[[ GIVEN RECORDS open ]]

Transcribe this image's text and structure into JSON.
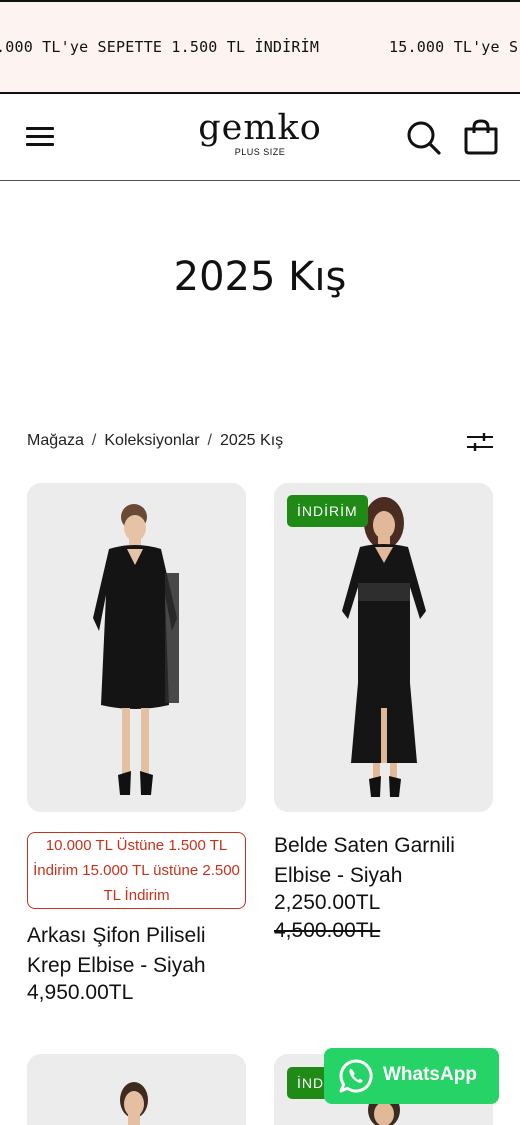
{
  "announcement": {
    "message_1": ".000 TL'ye SEPETTE 1.500 TL İNDİRİM",
    "message_2": "15.000 TL'ye S"
  },
  "header": {
    "logo_text": "gemko",
    "logo_subtitle": "PLUS SIZE",
    "icons": [
      "menu-icon",
      "search-icon",
      "shopping-bag-icon"
    ]
  },
  "page": {
    "title": "2025 Kış"
  },
  "breadcrumb": {
    "items": [
      "Mağaza",
      "Koleksiyonlar",
      "2025 Kış"
    ],
    "separator": "/"
  },
  "products": [
    {
      "promo_text": "10.000 TL Üstüne 1.500 TL İndirim 15.000 TL üstüne 2.500 TL İndirim",
      "name": "Arkası Şifon Piliseli Krep Elbise - Siyah",
      "price": "4,950.00TL"
    },
    {
      "badge": "İNDİRİM",
      "name": "Belde Saten Garnili Elbise - Siyah",
      "price": "2,250.00TL",
      "old_price": "4,500.00TL"
    },
    {},
    {
      "badge": "İNDİRİM"
    }
  ],
  "whatsapp": {
    "label": "WhatsApp",
    "color": "#25d366"
  },
  "colors": {
    "announcement_bg": "#fdf4f1",
    "badge_bg": "#1f8a16",
    "promo_border": "#c8321d"
  }
}
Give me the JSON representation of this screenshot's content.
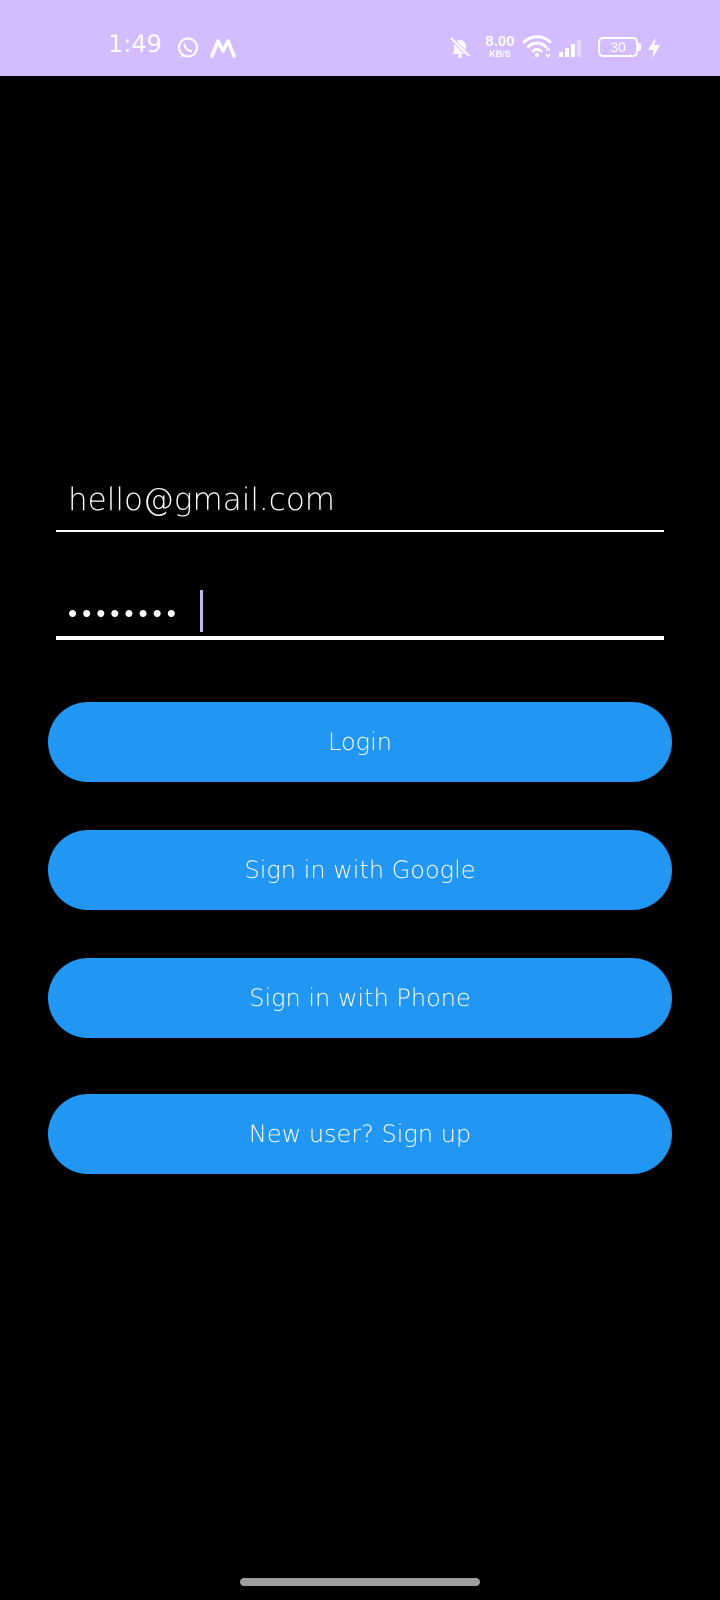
{
  "status_bar": {
    "time": "1:49",
    "network_speed_value": "8.00",
    "network_speed_unit": "KB/S",
    "battery_level": "30",
    "background_color": "#d3bcff",
    "icons": [
      "whatsapp-icon",
      "app-m-icon",
      "mute-icon",
      "wifi-icon",
      "signal-icon",
      "battery-icon",
      "charging-icon"
    ]
  },
  "login_form": {
    "email_value": "hello@gmail.com",
    "password_value": "••••••••"
  },
  "buttons": {
    "login_label": "Login",
    "google_label": "Sign in with Google",
    "phone_label": "Sign in with Phone",
    "signup_label": "New user? Sign up"
  },
  "colors": {
    "button_background": "#2196f3",
    "page_background": "#000000",
    "cursor": "#c7b6ee"
  }
}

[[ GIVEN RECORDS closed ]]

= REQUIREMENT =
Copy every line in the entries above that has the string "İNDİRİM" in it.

= RESPONSE TO THE TASK =
    "message_1": ".000 TL'ye SEPETTE 1.500 TL İNDİRİM",
      "badge": "İNDİRİM",
      "badge": "İNDİRİM"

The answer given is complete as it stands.